Memorial Day for our fallen soldiers, and more recently, victims of terror, is heart wrenching. So many promising young people whose lives were cut short are so painful to recall. The transition from this day to the celebratory Independence Day is very hard, particularly hard on bereaved families. The official nationally televised ceremony at Mount Herzl captures this transition with a combination of defense forces marching in formation and the traditional lighting of twelve torches signifying the twelve tribes of Israel (and lots of great folk dancing and pyrotechnics thrown in). There is a serious effort each year to have these twelve torchbearers reflect the diversity and promise of Israel. Last year, for the first time our very own Rabbi Richard Hirsch, founding Director of the Religious Action Center, former executive director of the World Union for Progressive Judaism, served as a “lighter” in his capacity at the World Zionist Organization. That was a great moment!
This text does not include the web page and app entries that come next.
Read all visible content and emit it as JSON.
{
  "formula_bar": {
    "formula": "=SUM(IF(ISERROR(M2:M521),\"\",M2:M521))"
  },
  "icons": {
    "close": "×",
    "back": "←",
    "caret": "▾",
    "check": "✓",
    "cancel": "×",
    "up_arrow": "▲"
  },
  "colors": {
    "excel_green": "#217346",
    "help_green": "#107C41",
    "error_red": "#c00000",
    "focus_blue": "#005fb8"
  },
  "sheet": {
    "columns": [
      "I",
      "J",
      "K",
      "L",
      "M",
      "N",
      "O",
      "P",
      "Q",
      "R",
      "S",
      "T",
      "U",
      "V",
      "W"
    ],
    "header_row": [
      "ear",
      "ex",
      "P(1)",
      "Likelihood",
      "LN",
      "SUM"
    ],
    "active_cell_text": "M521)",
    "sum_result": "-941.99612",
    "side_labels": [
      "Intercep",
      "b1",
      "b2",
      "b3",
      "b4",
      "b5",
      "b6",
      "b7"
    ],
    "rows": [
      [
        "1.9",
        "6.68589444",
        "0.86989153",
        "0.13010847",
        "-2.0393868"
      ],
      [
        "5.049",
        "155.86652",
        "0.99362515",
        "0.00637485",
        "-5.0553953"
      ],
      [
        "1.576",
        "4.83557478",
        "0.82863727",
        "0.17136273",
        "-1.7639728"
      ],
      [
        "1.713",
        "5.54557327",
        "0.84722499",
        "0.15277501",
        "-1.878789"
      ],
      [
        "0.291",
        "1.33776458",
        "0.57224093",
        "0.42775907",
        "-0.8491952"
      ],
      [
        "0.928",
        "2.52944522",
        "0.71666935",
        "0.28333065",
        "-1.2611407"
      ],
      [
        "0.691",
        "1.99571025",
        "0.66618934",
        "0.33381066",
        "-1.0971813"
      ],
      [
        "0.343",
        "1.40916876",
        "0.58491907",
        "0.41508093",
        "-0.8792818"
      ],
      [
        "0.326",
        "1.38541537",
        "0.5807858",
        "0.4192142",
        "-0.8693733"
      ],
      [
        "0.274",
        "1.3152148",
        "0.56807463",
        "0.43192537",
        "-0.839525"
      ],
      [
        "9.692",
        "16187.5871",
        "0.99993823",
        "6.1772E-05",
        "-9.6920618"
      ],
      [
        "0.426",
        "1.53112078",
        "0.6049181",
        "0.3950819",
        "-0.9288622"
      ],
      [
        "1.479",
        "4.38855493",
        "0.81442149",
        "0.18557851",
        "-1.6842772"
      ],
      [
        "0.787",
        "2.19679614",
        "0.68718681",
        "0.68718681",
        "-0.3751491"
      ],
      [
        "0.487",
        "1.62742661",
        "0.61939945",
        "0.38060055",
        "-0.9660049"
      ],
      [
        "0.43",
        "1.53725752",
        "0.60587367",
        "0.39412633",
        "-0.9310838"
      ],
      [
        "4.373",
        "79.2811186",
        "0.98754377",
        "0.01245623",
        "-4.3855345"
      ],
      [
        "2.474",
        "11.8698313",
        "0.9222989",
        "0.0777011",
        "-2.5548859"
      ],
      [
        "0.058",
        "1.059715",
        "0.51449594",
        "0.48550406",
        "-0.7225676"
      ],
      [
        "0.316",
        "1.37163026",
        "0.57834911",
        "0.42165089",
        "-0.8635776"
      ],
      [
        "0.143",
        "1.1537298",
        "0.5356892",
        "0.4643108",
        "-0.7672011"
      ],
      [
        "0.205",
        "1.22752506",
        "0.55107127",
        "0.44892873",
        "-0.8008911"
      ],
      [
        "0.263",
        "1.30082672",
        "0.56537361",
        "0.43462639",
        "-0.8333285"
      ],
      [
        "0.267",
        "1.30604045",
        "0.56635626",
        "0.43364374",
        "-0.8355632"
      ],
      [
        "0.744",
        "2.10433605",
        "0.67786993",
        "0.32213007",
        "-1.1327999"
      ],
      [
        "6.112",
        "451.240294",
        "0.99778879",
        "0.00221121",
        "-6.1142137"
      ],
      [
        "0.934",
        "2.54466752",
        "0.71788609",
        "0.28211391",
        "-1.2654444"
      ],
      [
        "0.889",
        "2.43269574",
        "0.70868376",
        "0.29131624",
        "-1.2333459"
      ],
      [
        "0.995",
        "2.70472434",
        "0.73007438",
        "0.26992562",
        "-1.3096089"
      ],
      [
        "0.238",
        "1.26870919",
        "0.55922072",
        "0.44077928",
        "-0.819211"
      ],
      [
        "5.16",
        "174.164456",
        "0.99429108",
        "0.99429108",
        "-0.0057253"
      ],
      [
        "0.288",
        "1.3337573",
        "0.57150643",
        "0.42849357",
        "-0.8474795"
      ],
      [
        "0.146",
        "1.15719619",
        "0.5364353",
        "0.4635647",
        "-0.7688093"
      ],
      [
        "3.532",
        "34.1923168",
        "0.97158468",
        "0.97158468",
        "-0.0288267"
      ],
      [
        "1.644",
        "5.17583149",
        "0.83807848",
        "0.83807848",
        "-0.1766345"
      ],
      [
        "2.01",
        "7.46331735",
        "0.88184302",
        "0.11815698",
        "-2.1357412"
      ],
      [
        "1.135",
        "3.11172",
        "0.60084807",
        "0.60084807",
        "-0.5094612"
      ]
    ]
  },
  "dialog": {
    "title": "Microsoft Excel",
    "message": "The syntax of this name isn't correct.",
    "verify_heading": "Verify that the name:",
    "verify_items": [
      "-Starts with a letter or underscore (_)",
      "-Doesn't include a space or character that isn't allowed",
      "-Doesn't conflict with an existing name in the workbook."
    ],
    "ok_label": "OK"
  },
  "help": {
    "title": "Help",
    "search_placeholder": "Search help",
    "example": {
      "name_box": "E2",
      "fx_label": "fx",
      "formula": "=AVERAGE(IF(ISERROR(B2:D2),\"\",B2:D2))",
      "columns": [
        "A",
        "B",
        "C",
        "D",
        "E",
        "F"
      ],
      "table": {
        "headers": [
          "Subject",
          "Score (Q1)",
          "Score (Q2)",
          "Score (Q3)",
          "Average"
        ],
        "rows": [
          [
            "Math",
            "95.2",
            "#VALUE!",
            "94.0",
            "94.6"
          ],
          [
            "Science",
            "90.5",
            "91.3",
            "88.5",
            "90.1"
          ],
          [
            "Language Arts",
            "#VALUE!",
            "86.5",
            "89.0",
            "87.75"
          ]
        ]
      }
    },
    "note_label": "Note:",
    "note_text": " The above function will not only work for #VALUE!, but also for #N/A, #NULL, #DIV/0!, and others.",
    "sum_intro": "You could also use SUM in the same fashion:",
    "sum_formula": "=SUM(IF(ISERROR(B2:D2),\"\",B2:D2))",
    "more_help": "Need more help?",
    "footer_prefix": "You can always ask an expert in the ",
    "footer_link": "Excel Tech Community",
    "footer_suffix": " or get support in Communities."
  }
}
It is easy to be cynical, sentimental, or over militaristic on these heavy days in our Israeli calendar; particularly on Memorial Day and Independence Day. I choose to be deeply humbled and grateful that we actually have these days in our Jewish lives. We will mourn the lives lost, we will not forget the fallen, and we will commit ourselves to a brighter future for the Jewish people. Chag HaAtzma-ut Sameach!
Rabbi Naamah Kelman is the dean of Hebrew Union College–Jewish Institute of Religion in Jerusalem. Born and raised in New York, she has been living in Israel since 1976, helping to build a pluralistic, progressive, and egalitarian Jewish Israel.